  VSPs must self-assess whether they fall under the regulations and come under UK jurisdiction and must notify Ofcom if they do. Ofcom has published guidance to help them do this. Should you meet the definition of a VSP and fall under UK jurisdiction as per the guidance above, then you must take appropriate measures to protect:

  The general public from‘relevant harmful material’. This includes:

  incitement to violence or hatred against particular groups

  content which would be considered a criminal offence under laws relating to terrorism; child sexual abuse material; and racism and xenophobia.

  Under-18s from‘restricted material’. This includes:

  material which has been issued, or would likely be issued, an R18 certificate by the BBFC. The R18 category is a special and legally-restricted classification issued by the BBFC primarily for explicit videos of consenting sex or strong fetish material involving adults, and where the primary purpose of the material is sexual arousal or stimulation.

  material which has been deemed, or would likely be deemed, unsuitable for classification by the BBFC

  other material which might impair the physical, mental or moral development of under-18s.

  Ofcom has published draft guidance for VSP providers on appropriate measures to protect users from harmful material. Appropriate measures to protect children could include:

  Having terms and conditions which state that if a person uploads a video that contains restricted material, that person must bring it to your attention (for example, by labelling the content).

  Establishing and operating systems for establishing if a user or potential viewer is over 18.

  Providing for parental control systems, which allow parents to control whether or how their children are able to access videos or adverts on the platform.

  Age ratings play an important role in helping consumers, and parents in particular, decide whether the content of a particular game is age-appropriate for children in their care.

  The Video Standards Council Rating Board (VSC) has been designated by the government as the body responsible for awarding age ratings to games supplied to customers in the UK on physical formats, such as discs and cartridges. They do so using the Pan European Game Information (PEGI) system, which is also used to label games across much of Europe.

  Online and app-based video games are also encouraged to consider obtaining and displaying Pan European Game Information (PEGI) ratings. PEGI ratings provide consumers with the information they need to make informed choices about what their children play. The ratings also work with parental controls on video game consoles to allow parents to manage their children’s access to age-appropriate games. The Video Standards Council Rating Board has set out a series of best practice recommendations for online games platforms, which are available on their website. Ratings may be obtained for online games via PEGI itself or via the International Age Ratings Coalition (IARC). IARC offers games companies a streamlined process for obtaining PEGI age ratings for online games by filling in an online questionnaire.

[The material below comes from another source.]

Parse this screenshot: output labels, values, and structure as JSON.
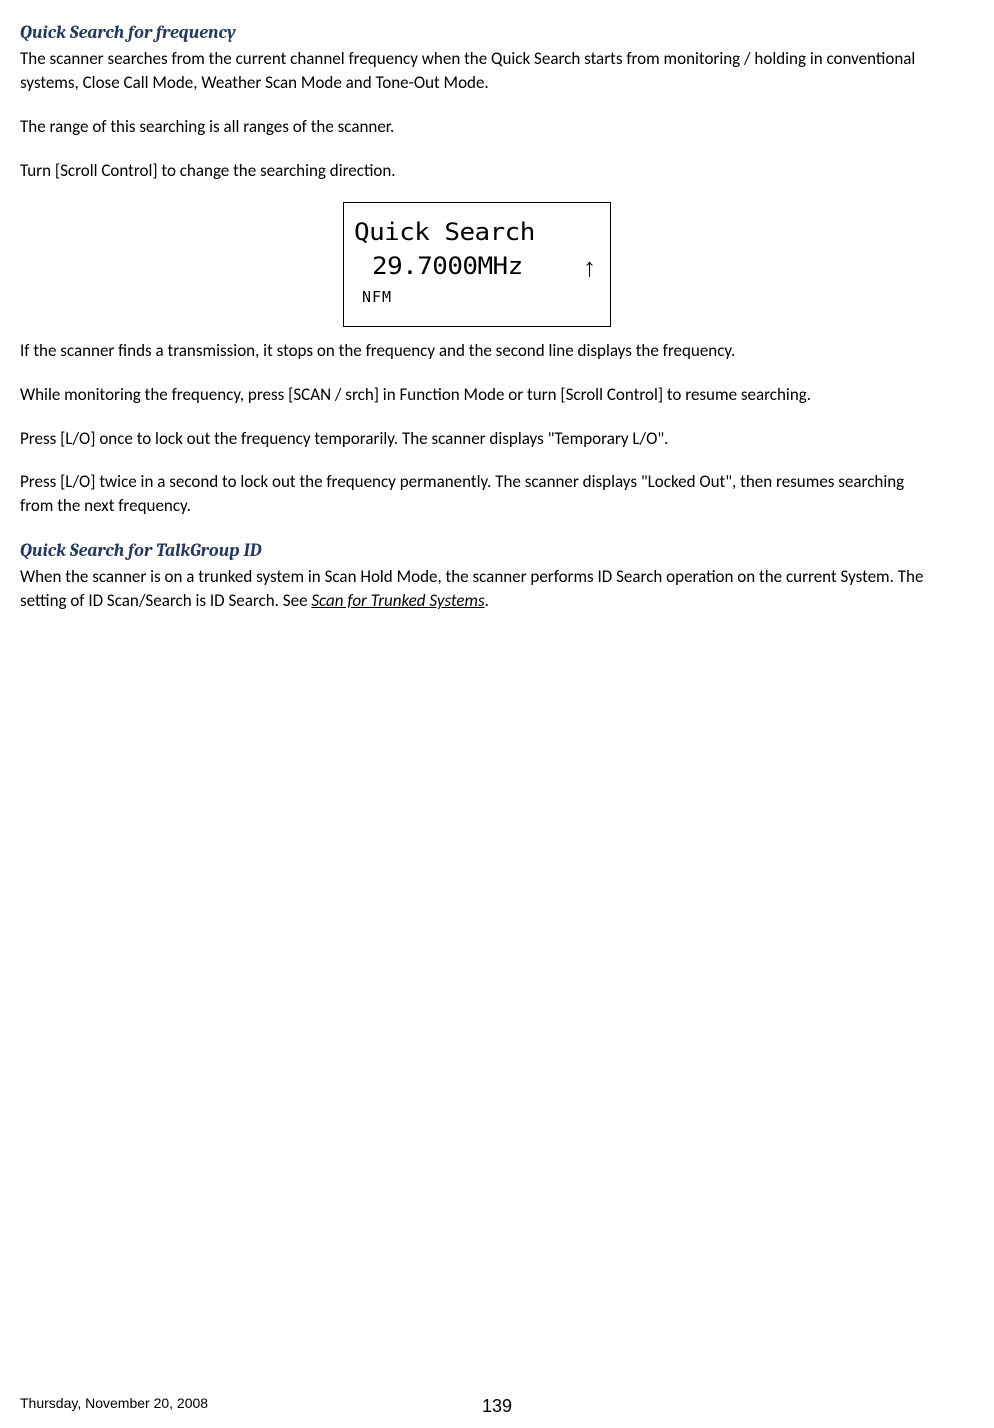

  You should also apply the Principles for online and app-based games originally published by the Office of Fair Trading and adopted by the Competition and Markets Authority. These clarify its view of the online and app-based games industry’s obligations under consumer protection law, and set out a number of ways to improve transparency and avoid exploitative and misleading practices on your platform. These include:

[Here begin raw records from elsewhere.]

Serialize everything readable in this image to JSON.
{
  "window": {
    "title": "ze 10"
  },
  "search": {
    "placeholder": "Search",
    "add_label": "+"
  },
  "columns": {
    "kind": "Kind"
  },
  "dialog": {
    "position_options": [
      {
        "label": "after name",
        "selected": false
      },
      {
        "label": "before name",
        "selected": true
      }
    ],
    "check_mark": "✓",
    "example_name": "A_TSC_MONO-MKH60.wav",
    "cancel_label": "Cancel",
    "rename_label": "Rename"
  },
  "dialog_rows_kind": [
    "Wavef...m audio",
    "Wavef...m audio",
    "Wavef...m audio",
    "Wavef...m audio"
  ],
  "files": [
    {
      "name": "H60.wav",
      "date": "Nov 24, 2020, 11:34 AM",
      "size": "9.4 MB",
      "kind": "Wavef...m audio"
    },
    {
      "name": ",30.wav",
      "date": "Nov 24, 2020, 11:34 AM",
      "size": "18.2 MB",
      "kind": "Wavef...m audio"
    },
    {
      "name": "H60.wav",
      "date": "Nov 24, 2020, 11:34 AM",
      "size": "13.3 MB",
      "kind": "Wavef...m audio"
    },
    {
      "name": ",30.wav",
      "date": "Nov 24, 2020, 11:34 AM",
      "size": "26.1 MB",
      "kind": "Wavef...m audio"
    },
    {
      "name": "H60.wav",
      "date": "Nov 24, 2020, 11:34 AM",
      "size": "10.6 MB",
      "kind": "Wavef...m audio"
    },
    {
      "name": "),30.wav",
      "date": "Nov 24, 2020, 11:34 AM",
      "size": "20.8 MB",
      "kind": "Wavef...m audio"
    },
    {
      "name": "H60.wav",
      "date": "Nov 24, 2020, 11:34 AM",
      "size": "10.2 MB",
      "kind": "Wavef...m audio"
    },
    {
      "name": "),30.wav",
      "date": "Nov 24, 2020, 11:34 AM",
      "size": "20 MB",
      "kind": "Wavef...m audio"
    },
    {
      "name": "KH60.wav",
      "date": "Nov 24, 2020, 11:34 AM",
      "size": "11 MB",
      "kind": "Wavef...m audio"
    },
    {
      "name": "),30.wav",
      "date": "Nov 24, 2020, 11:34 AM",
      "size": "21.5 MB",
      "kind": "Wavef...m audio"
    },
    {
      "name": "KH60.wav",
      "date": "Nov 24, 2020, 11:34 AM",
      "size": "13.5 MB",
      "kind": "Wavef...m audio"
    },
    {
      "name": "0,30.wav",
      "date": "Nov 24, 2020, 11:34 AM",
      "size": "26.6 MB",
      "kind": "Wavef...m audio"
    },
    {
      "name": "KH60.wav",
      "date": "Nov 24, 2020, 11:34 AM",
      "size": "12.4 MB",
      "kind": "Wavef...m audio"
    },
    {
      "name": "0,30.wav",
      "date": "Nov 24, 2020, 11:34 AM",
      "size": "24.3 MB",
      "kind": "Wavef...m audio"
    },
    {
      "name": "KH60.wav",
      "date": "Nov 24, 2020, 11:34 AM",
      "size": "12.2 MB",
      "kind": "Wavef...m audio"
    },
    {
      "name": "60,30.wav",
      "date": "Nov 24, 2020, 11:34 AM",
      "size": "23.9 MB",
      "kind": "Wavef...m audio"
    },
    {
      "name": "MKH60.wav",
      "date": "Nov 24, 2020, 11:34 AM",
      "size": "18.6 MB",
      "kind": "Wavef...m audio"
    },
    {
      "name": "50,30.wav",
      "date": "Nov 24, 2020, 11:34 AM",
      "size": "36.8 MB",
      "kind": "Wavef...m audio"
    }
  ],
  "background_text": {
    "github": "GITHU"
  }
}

  Ensuring that promotions for paid-for content or any products and services are clear and distinguishable from gameplay. Bear in mind that children may not understand that they are spending real money when making a purchase within a game.

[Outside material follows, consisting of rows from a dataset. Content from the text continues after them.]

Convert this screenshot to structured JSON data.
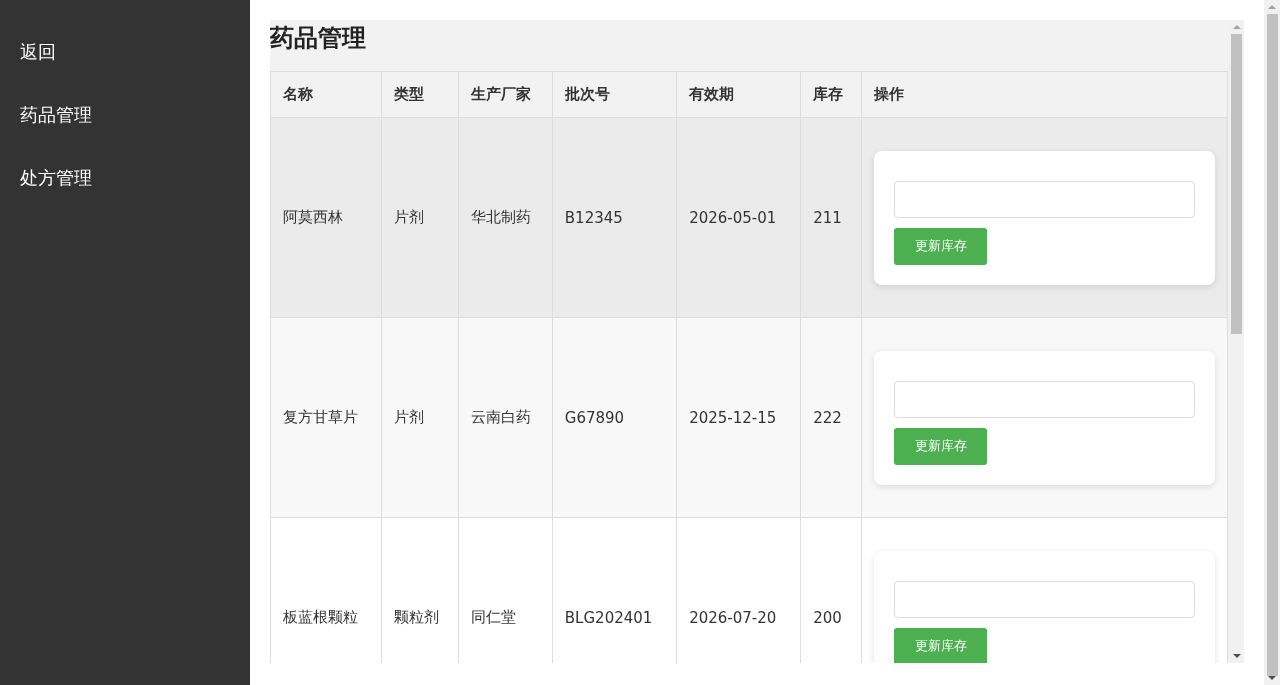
{
  "sidebar": {
    "items": [
      {
        "label": "返回"
      },
      {
        "label": "药品管理"
      },
      {
        "label": "处方管理"
      }
    ]
  },
  "page": {
    "title": "药品管理"
  },
  "table": {
    "columns": [
      "名称",
      "类型",
      "生产厂家",
      "批次号",
      "有效期",
      "库存",
      "操作"
    ],
    "rows": [
      {
        "cells": [
          "阿莫西林",
          "片剂",
          "华北制药",
          "B12345",
          "2026-05-01",
          "211"
        ],
        "hovered": true,
        "action": {
          "button": "更新库存"
        }
      },
      {
        "cells": [
          "复方甘草片",
          "片剂",
          "云南白药",
          "G67890",
          "2025-12-15",
          "222"
        ],
        "hovered": false,
        "action": {
          "button": "更新库存"
        }
      },
      {
        "cells": [
          "板蓝根颗粒",
          "颗粒剂",
          "同仁堂",
          "BLG202401",
          "2026-07-20",
          "200"
        ],
        "hovered": false,
        "action": {
          "button": "更新库存"
        }
      }
    ]
  }
}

  Avoiding the use of aggressive or exploitative practices which place undue pressure on a child to make a purchase.

  Avoiding the use of direct exhortations to make a purchase.

  Ensuring that payment cannot be taken from the payment account holder unless authorised. This ensures that children do not inadvertently spend their parents’ or carer’s money.

  Part of A business guide for protecting children on your online platform